- Associated Press - Sunday, May 11, 2014

DES MOINES, Iowa (AP) - One of the centerpieces of Gov. Terry Branstad’s goals for the Legislature this year was to make Iowa more attractive to veterans returning home from military service. The initiative he called Home Base Iowa passed with broad support and is awaiting his signature.

The bill exempts federal retirement pay received for military service and survivor benefits from state individual income tax. It also eliminates special issuance fees of $25 to $35 for special military service license plates and allows businesses to grant a preference in hiring and promotion of veterans and some spouses.

In addition, community colleges, state universities and private colleges must file certain reports on educational credits awarded to veterans and professional. And occupational licensing boards must adopt rules to provide credit toward licensure for veterans with appropriate military education, service, and training.

The package is designed to make it easier for veterans to use their military training transition into civilian jobs and in other ways make the state an attractive place to work and hopefully settle into retirement.


“With high-quality, good paying jobs available in Iowa the Home Base Iowa jobs plan aims to match these dedicated Americans with quality careers that fit their unique skillsets,” his spokesman Jimmy Centers said in a statement Friday.

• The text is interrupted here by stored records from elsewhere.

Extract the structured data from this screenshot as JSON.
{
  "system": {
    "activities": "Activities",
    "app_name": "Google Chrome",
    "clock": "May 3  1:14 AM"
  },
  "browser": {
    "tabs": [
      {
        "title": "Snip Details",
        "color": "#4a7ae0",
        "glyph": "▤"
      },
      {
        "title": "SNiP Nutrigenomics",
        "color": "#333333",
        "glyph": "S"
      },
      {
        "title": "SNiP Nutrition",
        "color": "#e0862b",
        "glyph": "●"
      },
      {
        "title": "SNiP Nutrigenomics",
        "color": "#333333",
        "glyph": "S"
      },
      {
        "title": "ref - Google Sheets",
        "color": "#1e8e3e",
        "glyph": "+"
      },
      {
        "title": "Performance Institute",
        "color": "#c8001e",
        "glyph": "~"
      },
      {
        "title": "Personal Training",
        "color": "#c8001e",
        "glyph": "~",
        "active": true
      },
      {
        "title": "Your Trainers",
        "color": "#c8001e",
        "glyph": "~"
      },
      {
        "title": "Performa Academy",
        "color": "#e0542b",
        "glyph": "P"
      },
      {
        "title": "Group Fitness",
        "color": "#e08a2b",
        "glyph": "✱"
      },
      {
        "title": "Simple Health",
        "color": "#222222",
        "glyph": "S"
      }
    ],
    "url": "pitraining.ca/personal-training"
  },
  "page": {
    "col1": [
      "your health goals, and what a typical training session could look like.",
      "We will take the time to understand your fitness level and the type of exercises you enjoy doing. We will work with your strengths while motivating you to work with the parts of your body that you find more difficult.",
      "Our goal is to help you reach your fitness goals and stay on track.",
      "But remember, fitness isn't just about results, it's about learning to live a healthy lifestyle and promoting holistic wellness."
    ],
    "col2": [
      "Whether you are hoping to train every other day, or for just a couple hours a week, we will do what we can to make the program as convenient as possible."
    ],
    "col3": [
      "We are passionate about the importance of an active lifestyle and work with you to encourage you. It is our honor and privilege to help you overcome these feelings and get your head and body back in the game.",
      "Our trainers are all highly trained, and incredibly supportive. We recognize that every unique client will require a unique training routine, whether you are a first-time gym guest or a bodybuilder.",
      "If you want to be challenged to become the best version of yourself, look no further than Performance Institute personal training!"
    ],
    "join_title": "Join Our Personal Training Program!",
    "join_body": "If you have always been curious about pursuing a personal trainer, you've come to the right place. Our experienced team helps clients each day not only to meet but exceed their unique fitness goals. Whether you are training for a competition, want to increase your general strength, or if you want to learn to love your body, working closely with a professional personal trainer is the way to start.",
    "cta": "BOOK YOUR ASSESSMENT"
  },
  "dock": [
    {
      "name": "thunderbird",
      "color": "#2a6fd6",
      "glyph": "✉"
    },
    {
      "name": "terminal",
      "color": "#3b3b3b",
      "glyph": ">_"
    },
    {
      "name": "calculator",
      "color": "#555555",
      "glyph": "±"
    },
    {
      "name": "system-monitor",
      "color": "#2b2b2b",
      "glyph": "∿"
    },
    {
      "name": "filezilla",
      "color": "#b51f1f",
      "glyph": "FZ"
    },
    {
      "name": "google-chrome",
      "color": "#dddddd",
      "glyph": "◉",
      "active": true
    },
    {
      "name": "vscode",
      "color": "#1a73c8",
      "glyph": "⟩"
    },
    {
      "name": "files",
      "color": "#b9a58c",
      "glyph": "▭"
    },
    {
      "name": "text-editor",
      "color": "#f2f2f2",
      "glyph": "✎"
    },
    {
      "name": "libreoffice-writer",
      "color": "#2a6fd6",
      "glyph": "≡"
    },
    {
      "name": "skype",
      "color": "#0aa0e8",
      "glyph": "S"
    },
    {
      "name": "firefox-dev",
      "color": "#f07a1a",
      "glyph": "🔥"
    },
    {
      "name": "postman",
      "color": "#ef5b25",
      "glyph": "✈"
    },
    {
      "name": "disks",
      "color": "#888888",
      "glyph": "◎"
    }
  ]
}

The Home Base Iowa bill is expected to exempt taxes for 7,765 current Iowans receiving military retirement income. It will cost the state about $9 million annually in revenue to the general fund.

Branstad has said he hopes to sign the bill on Memorial Day at Camp Dodge in Johnston

When he announced the idea in November, Branstad introduced it as a new way for the state to honor veterans.

He appointed former U.S. Rep. Leonard Boswell and Robert Myers, chief executive officer of convenience store chain Casey’s General Store Inc., to serve as co-chairmen of the Home Base Iowa Foundation. The group intends to raise money and support the effort to recruit veterans and families to Iowa.

“From a legislative perspective we can make our state more attractive to our veterans,” said Myers, a U.S. Army retiree who spent a 22-year career serving in Vietnam, Saudi Arabia and Kuwait. “There’s a reason why many veterans don’t come back to Iowa, their home state. They go to states that are more receptive to them and have state laws that demonstrate this.”

In the past few years state legislatures have worked to gain a competitive advantage in attracting returning soldiers and their families. Part of the trend is encouraged by the hundreds of thousands of soldiers expected to return to civilian life as the U.S. military draws down forces.

The National Conference of State Legislatures says more than 20 states have passed laws authorizing state licensure boards to accept military education, training and experience toward licensure. Thirty-two states enacted legislation supporting expedited endorsements, access to temporary licenses or both for the majority of licensed occupations, and 20 states waive the first year residency requirement for new veterans for the purposes of in-state tuition at state-run universities.

“Often times when people are leaving the military after a 20-year career we encourage them to research this because there are states that do not tax retirement pay and offer a lot of these incentives,” said Peg Bergeron, executive director of the American Military Retirees Association, a Plattsburgh, New York-based group with 26,000 members who are military retirees and spouses. “Sometimes they’ve been gone so long they really don’t feel like their home state is their home state anymore. They might try to look at different states and find additional benefits.”